> [DIRECTIONS FOR THIS TASK] Taking each line of the material in turn, count those with the string "market" and answer with the count alone.

> [DATASET RECORDS]
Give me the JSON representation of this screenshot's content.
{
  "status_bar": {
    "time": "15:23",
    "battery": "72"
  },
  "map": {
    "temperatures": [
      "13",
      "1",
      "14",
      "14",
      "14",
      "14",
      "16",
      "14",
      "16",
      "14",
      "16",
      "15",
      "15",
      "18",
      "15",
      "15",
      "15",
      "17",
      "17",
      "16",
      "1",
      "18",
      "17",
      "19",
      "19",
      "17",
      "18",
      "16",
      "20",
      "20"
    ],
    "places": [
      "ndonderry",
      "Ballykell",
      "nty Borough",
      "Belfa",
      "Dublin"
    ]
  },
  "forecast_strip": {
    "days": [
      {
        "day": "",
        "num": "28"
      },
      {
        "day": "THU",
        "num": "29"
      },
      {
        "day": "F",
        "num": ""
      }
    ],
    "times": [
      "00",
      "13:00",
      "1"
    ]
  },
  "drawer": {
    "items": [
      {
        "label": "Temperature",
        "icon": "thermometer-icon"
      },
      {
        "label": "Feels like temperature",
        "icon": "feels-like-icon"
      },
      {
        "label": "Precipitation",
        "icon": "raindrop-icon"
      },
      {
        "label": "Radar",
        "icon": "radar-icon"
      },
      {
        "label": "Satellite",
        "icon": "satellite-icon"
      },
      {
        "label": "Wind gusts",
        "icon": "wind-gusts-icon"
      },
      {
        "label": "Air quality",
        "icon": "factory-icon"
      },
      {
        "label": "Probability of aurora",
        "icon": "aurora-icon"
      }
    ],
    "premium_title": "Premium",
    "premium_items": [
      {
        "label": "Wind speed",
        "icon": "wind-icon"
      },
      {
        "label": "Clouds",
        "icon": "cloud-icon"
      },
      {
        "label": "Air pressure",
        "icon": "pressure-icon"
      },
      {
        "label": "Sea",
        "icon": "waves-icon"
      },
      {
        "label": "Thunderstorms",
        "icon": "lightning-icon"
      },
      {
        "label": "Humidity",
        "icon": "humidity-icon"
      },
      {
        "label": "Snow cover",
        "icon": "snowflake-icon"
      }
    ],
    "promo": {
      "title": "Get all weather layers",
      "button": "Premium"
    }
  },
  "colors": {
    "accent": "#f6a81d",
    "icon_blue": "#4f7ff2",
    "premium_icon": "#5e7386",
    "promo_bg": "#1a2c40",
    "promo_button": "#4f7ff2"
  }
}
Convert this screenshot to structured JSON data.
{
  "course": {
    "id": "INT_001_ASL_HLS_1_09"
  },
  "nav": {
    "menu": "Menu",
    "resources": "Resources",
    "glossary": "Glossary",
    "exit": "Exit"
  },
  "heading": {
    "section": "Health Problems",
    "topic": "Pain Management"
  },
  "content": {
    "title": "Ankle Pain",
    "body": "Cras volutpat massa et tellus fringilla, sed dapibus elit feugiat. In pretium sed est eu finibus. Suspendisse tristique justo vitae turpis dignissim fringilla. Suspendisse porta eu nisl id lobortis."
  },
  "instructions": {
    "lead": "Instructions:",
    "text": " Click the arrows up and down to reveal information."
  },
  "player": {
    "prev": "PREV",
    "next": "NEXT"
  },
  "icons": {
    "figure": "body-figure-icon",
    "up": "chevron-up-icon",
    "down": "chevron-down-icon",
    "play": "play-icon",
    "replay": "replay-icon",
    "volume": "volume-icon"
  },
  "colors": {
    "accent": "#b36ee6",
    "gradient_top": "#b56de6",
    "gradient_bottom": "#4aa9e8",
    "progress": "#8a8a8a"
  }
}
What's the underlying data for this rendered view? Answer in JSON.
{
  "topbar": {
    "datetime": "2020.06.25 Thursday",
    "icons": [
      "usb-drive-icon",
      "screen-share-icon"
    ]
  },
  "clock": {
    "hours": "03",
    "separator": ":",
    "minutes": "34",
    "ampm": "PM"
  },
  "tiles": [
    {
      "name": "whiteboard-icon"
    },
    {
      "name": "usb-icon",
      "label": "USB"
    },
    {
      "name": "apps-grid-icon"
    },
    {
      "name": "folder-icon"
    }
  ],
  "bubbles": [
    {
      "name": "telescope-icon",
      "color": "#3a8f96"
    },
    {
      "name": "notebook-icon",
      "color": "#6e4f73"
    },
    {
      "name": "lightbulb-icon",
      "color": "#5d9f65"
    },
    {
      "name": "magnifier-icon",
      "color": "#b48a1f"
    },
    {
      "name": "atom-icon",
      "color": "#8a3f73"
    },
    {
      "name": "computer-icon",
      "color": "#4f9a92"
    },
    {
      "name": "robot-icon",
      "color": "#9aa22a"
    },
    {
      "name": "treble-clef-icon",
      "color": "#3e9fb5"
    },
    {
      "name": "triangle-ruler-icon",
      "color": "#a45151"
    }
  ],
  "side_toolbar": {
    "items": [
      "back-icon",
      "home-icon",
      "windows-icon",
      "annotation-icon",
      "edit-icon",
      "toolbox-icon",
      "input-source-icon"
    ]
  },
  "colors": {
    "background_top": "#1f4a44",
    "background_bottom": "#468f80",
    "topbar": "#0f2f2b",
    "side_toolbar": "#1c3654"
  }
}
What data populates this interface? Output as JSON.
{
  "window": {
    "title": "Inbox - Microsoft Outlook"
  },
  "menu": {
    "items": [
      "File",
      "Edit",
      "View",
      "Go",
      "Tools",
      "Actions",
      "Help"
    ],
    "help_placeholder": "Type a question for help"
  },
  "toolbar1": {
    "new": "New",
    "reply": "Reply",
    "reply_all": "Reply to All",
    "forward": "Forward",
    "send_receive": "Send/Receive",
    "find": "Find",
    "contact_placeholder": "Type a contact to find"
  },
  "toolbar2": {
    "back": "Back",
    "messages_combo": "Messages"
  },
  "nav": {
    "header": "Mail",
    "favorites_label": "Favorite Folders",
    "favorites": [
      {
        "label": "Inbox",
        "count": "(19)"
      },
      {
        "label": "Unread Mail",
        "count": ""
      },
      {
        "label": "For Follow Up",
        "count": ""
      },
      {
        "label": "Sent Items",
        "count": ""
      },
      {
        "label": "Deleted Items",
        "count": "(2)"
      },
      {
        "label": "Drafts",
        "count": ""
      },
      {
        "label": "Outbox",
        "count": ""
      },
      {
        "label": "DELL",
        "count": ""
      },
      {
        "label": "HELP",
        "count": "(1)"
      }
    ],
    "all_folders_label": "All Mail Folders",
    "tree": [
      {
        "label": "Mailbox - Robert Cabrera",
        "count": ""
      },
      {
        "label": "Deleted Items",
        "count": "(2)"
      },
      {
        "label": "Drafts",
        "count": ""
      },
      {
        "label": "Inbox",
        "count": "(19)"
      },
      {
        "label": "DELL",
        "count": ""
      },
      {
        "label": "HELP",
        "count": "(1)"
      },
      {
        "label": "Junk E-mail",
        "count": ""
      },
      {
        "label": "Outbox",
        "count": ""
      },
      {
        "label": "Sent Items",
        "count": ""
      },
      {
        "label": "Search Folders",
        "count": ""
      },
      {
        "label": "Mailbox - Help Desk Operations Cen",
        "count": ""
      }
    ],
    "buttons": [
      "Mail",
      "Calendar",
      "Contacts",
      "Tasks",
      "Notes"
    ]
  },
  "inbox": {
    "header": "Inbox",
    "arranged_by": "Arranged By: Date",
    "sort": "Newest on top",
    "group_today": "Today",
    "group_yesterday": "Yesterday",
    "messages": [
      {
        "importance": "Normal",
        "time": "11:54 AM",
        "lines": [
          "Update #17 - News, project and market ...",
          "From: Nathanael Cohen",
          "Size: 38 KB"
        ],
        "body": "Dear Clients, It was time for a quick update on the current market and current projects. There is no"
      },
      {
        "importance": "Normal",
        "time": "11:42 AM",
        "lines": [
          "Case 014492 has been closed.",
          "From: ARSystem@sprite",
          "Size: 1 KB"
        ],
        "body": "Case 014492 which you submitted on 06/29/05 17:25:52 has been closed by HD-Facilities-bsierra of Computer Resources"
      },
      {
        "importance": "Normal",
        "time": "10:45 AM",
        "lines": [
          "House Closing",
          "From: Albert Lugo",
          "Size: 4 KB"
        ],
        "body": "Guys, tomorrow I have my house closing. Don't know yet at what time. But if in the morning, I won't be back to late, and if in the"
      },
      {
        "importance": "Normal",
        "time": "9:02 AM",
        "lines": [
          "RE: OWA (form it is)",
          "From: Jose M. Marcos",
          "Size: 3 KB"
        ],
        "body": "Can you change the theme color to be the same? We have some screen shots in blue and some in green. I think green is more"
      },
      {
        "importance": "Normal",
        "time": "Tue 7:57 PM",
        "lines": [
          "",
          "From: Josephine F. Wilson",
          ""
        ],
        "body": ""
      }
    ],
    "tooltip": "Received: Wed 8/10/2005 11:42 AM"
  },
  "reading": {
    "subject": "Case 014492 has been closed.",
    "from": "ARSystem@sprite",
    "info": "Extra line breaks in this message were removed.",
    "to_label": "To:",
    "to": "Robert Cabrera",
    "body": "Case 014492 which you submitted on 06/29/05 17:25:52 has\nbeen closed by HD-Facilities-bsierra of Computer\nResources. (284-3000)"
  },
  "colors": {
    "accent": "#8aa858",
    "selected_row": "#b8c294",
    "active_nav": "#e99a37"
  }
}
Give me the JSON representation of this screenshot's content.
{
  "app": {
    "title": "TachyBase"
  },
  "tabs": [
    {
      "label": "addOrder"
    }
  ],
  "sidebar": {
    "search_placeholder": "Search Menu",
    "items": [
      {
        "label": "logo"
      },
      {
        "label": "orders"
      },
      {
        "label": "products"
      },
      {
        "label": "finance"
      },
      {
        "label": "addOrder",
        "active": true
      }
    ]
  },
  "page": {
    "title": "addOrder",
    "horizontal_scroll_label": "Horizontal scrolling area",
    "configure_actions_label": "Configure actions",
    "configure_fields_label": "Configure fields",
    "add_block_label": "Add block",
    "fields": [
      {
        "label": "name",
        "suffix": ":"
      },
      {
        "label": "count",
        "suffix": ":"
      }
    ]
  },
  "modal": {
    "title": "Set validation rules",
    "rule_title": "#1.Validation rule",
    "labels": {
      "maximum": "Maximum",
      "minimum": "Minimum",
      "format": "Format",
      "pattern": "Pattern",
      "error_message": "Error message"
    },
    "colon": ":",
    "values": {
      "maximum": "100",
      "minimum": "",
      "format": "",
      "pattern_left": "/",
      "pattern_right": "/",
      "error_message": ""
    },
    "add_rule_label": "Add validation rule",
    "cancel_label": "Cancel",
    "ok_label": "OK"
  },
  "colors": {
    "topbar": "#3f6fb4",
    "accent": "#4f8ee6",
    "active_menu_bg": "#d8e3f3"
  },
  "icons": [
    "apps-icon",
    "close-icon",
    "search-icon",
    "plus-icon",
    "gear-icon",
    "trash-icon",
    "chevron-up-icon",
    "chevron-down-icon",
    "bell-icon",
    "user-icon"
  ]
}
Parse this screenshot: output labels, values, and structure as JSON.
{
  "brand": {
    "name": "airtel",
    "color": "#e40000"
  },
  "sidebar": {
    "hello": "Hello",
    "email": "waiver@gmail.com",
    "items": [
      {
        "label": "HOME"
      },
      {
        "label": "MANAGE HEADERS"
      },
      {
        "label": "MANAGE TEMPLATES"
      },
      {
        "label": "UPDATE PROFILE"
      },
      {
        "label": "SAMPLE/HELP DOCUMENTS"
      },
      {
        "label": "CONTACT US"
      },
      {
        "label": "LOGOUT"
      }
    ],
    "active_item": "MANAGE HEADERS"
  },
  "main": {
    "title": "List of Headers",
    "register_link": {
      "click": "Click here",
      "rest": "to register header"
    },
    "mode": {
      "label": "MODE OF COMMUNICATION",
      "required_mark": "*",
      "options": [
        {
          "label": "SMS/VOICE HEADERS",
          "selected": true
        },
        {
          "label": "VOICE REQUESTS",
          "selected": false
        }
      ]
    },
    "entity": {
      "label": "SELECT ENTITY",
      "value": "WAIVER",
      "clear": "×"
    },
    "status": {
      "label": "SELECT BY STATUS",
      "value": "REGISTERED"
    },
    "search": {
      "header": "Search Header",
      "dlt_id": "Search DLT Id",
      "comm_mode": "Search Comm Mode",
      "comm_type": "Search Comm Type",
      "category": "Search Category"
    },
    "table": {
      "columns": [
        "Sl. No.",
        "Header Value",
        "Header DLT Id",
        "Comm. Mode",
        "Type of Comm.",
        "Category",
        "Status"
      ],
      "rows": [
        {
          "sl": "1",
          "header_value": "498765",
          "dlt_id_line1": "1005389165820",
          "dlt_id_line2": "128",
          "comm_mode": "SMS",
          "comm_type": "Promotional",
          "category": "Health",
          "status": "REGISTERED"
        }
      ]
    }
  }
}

> [RESPONSE TO THE EXERCISE] 2